Rail Labor scores another win for FMLA
Rail Labor scored another major court victory in its ongoing battle to protect workers' rights under the Family and Medical Leave Act (FMLA).
On March 2, the three-judge panel of the U.S. Court of Appeals in the Seventh Circuit unanimously upheld the District Court's January 3 ruling in favor of the unions' challenge to the major rail carriers' decision to force employees to use their vacation and personal leave days for FMLA purposes, rather than at the times the employees choose as provided in the collective bargaining agreements. The Court held that in order to do that, the carriers first have to bargain changes in the agreements under the Railway Labor Act.
"This is a hard fought victory for hard working railroaders," said Don Hahs, National President of the Brotherhood of Locomotive Engineers and Trainmen. "Many unions worked together to achieve this outcome, which is yet another sign of our unity and strength."
However, he cautioned that the carriers would possibly appeal the decision.
"We're not out of the woods yet," President Hahs said. "It's possible the carriers could appeal the decision again through the court system, or may attempt to take cases to arbitration. It would be unfortunate if railroads choose to do so, as we are confident any other court or arbitrator would rule on Rail Labor's behalf."
According to its decision, the Court "focus[ed its] discussion on the important principle at stake, rather than the intricate differences between various collective bargaining agreements."
The Court rejected the carriers' argument that reconciling the FMLA and the RLA meant that "the FMLA, being the newer and, in their view, the more specific Act, trumps the RLA and controls the situation, thus giving the carriers authority to unilaterally institute its anti-stacking policies." In the Court's opinion, the more specific needs of the railroad industry, its "special characteristics [and] unique problems," and how Congress determined they should be addressed - through mandatory Section 6 bargaining - prevail over the FMLA provision that merely permits employers to require substitution. The Court put it this way:

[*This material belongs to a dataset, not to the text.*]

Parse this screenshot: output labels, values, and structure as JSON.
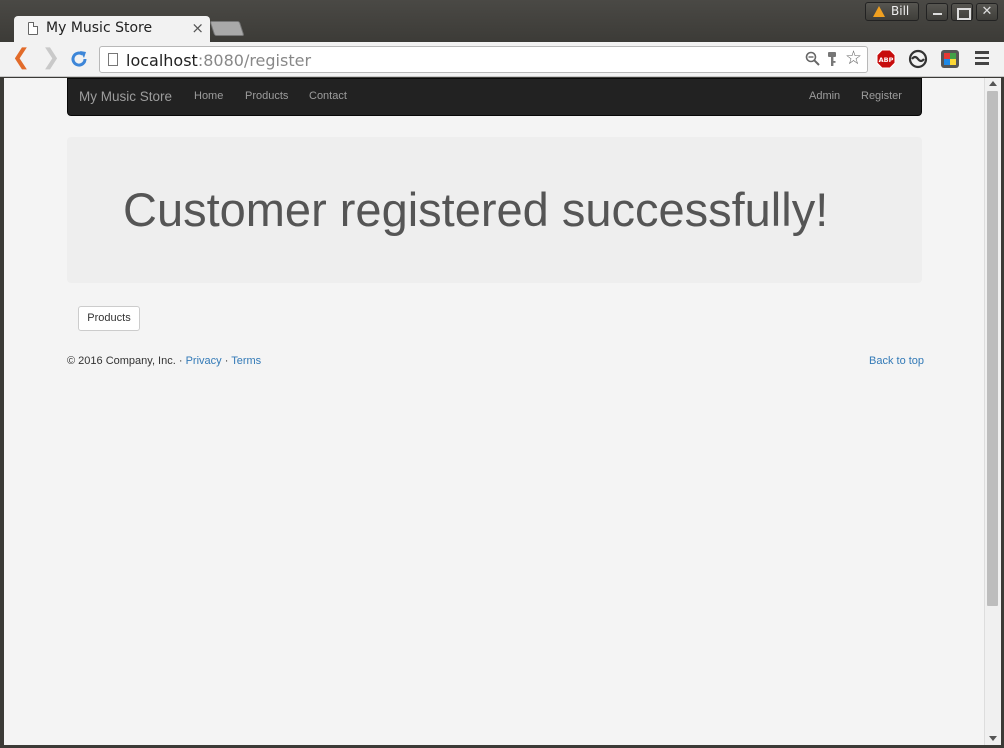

"Section 152 Seventh of the RLA tells railroads what they must not do - change working conditions except in the manner dictated by the agreements or in § 156, which requires notice, a conference, and, in some cases, mediation. Section 2612 of the FMLA simply tells employers what they may do - require substitution - not what they must do. A reasonable conclusion is that, while substitution is allowed, the carriers cannot require substitution without complying with procedures set out in the RLA. Using those procedures, the carriers can bargain for substitution provisions."
The Court also recognized that the rights contained in the National Vacation Agreements and supplements were "the subject of hard bargaining [and t]he right to time one's vacation and, to a perhaps slightly lesser degree, personal leave, is a hard-won right of railroad workers."
"It would seem quite odd indeed," the judges said, "that this elaborate process, and the decades of bargaining, can be wiped out by unilateral action on the part of the carriers, based on a statute which says they may require substitution, but which says nothing about the process for instituting a substitution requirement."
The bottom line: "The carriers must comply with the RLA in implementing their actions under the FMLA. In short, the FMLA does not allow the carriers to violate contractual obligations protected by the RLA regarding paid vacation and personal leave time."
"Obviously, this is a major victory for rail labor," said Mike Wolly and Margo Pave of Zwerdling, Paul, Kahn, & Wolly, P.C., successfully represented the interests of five of the eleven rail labor unions involved in the case, in addition to BLET - the IBEW, ATDA, BRS, NCFO, and SMWIA.
"The dispute is not yet over, but this is a major step toward ultimately upholding the members' contract rights. We appreciate all your help in providing us with the necessary factual basis for supporting the arguments we were able to make on your behalf and we congratulate you on achieving this victory that we will work equally hard to preserve."
A copy of the 7th Circuit Court's decision is available on the BLET website at:
© 2007 Brotherhood of Locomotive Engineers and Trainmen